Realtonga entry strengthens regional alliance
When it comes to joint ventures in the aviation industry, Tonga and Samoa are determined not to repeat the ‘stupid’ mistakes of the past.
This was a shared determination between RealTonga Airlines and Samoa Airways as the Tongan airline was welcomed into Faleolo International Airport on Friday during the launch of its first regional flight.
In his keynote address the Minister of Tourism, Sala Fata Pinati signaled that the days of “day light robbery of our people” were over as Samoa moves to strengthen the Pacific alliance amongst the regional airlines and create a more independent South Pacific.
“It is certainly costly and very stupid for Samoans to fly to New Zealand over Tonga to catch Air New Zealand’s flight back to Tonga and vice versa for Tongans to fly to New Zealand in order to fly back over Tonga to attend a meeting in neighboring Samoa.”
“This is brutal and broad daylight robbery of our people by the big airlines that have lived off our sweat for so many years and to that extent we should never forgive ourselves for our stupidity. And it was a reason also for the slow growth for both our tourism industry.”
Sala highlighted very strongly that Samoa will never forget being at the mercy of multinational corporations before the launch of Samoa Airways and that moving forward they will have a more Pacific centric way of doing things.
“Joint ventures with multinationals airlines never works for small economies. The more experienced partners have many ways of stealing through artificial costs and fees. It is said that the Airline business is marginal, i.e. it makes small profits but when it dips the loss is quite big. It is an argument that perpetually makes a small country overly dependent on the mercy of multinational corporations. It is a challenge to our own entrepreneurs that if they can do it we can also if we observe the same rule for profitability.”
According to Sala, working together in the aviation industry is a win-win situation for both Tonga and Samoa especially since Samoa and Tonga are on the same flight path to New Zealand to the United States,
“Our people also travel a lot back and forth because of the great attachment to our customary commitments and family traditions. Therefore, flights to the United States and New Zealand and back are well sponsored by our own people which is reason enough for our two countries to closely cooperate in all areas of air travel and tourist.”
Echoing the same tone of renewed regionalism, the Deputy C.E.O. of Real Tonga Airlines, Fakatele Faletau, thanked the Minister of Tourism for his “brutally elegant speech” saying that Tonga too, will rethink the old ways of doing things and is looking forward to strengthening their alliance with Samoa for mutual gains.
“We are so honestly grateful that we can be the bridge that takes away the ‘stupidity’ as the most honorable Deputy Prime minister has alluded to. For two long we have been obliged.”
“So as our first arrival into Samoa we have been through many many talks with Seiuli and Samoa airways and we will continue to talk with them. We expect that we will be sharing both aircrafts very shortly. And I hope as we progress that relationship that we never fall back into our stupidity.

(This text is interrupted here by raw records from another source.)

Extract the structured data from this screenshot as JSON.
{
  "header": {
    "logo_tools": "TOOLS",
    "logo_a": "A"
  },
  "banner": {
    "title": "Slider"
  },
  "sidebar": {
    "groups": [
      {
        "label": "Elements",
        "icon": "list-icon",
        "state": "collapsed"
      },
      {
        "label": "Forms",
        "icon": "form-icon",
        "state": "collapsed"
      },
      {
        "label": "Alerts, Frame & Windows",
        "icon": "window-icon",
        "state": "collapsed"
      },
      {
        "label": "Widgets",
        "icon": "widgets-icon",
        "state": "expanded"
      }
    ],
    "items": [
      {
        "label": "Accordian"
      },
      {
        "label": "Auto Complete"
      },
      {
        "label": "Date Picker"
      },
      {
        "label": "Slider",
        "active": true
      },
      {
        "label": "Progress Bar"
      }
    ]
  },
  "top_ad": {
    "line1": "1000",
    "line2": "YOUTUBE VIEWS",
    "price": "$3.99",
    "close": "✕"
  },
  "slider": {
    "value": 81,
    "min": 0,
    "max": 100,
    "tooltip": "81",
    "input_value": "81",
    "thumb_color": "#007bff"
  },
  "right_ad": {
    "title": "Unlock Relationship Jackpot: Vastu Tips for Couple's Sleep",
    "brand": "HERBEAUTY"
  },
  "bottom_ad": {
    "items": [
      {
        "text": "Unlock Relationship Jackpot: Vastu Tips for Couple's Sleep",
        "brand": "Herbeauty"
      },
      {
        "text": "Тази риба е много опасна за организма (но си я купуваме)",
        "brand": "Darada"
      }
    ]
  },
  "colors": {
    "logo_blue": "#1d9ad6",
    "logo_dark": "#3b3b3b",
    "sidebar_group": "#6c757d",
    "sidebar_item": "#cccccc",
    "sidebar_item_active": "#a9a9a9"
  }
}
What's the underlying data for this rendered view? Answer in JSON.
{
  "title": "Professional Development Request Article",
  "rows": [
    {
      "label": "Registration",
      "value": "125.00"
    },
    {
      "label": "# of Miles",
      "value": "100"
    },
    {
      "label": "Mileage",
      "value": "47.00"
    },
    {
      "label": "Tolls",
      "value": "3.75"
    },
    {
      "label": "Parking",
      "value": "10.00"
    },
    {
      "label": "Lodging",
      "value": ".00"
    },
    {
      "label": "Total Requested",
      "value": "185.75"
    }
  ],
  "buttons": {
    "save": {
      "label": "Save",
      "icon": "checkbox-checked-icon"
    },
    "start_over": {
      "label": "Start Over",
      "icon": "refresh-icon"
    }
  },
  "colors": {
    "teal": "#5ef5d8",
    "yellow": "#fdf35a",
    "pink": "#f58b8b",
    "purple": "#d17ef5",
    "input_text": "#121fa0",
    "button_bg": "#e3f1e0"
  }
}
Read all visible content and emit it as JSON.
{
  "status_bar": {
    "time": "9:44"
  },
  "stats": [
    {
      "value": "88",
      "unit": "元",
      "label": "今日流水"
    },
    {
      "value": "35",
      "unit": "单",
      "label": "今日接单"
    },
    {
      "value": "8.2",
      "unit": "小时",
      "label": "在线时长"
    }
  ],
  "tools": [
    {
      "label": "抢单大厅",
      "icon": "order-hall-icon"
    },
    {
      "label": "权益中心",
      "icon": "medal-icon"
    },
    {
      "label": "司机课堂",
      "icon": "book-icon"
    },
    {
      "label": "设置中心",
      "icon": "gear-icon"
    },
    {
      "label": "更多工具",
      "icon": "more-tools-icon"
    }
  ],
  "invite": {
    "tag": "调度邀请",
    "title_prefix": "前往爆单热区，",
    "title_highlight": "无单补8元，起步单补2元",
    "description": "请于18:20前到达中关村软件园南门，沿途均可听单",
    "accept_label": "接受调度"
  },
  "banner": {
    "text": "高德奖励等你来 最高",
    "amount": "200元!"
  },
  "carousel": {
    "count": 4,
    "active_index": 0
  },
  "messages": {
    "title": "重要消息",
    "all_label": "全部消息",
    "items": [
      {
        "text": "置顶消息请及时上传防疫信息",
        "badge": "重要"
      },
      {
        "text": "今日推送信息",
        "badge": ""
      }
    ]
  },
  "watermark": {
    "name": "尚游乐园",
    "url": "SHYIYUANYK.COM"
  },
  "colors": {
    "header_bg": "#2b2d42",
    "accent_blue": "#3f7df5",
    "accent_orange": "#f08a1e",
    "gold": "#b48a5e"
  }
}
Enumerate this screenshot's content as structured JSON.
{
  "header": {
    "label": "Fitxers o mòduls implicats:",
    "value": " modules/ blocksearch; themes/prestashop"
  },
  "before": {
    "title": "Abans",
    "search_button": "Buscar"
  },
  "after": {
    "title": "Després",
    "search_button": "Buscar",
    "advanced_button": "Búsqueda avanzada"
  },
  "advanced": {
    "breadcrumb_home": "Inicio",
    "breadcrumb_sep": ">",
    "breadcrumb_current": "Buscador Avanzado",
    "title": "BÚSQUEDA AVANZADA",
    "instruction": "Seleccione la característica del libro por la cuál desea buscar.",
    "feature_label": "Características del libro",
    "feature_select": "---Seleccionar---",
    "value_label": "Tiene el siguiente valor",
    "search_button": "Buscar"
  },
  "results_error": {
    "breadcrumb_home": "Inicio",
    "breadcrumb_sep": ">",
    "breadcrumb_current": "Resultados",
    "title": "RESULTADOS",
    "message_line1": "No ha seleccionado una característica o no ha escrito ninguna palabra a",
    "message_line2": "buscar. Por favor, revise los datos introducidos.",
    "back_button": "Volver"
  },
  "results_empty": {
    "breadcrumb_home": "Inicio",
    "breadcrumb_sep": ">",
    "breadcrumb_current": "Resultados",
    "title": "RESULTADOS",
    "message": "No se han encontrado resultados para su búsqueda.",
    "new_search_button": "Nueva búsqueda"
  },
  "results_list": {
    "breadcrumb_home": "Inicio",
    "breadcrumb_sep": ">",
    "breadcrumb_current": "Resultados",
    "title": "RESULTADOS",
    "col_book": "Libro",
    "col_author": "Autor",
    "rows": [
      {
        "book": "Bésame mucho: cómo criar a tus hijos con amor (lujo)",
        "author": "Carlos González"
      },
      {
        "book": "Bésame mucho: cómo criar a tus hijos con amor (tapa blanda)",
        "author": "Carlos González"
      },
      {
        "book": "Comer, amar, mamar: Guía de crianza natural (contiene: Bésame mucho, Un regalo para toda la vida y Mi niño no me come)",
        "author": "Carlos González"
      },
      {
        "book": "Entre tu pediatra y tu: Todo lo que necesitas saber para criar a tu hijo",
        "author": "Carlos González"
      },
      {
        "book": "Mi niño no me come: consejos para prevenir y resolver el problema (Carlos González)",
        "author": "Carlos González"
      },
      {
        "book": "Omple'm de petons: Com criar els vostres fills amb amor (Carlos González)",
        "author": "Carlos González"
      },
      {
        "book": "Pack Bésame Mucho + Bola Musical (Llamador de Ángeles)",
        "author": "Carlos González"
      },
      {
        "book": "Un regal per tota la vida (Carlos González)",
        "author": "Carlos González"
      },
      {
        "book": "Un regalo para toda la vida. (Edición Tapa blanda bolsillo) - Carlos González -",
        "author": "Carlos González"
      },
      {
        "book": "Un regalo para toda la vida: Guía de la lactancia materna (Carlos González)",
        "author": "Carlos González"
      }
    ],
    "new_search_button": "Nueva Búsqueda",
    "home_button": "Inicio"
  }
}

That we forge ahead strongly as we ensure the potential that Samoa and Tonga can reach together as Polynesian brothers and sisters.”
During the formalities, Fiji Airways and Samoa Airways landed into Faleolo airport and parked themselves front in center of the welcoming party. It was not lost to those in attendance that the ideals of Pacific alliance were becoming a reality as one more Pacific airline joined the party.
“As we speak we see our Fijian friends arriving they came and dwarfed our airplane but how proud I am to see Samoa’s own 737 pulling up to support us as always.” Said Mr Faletau
Realtonga’s first regional flight into Samoa was previously scheduled to happen earlier this year but as Mr Faletau explained they had faced challenges such as rising costs, difficult regulations and recovering from a brutal cyclone in February.
“But as we Polynesians do and as we are, we are resilient and we are determined.” Mr Faletau said “We’re so proud today to land here in Apia, we’re so honored to be of service to the people of Samoa and to the people of Tonga.”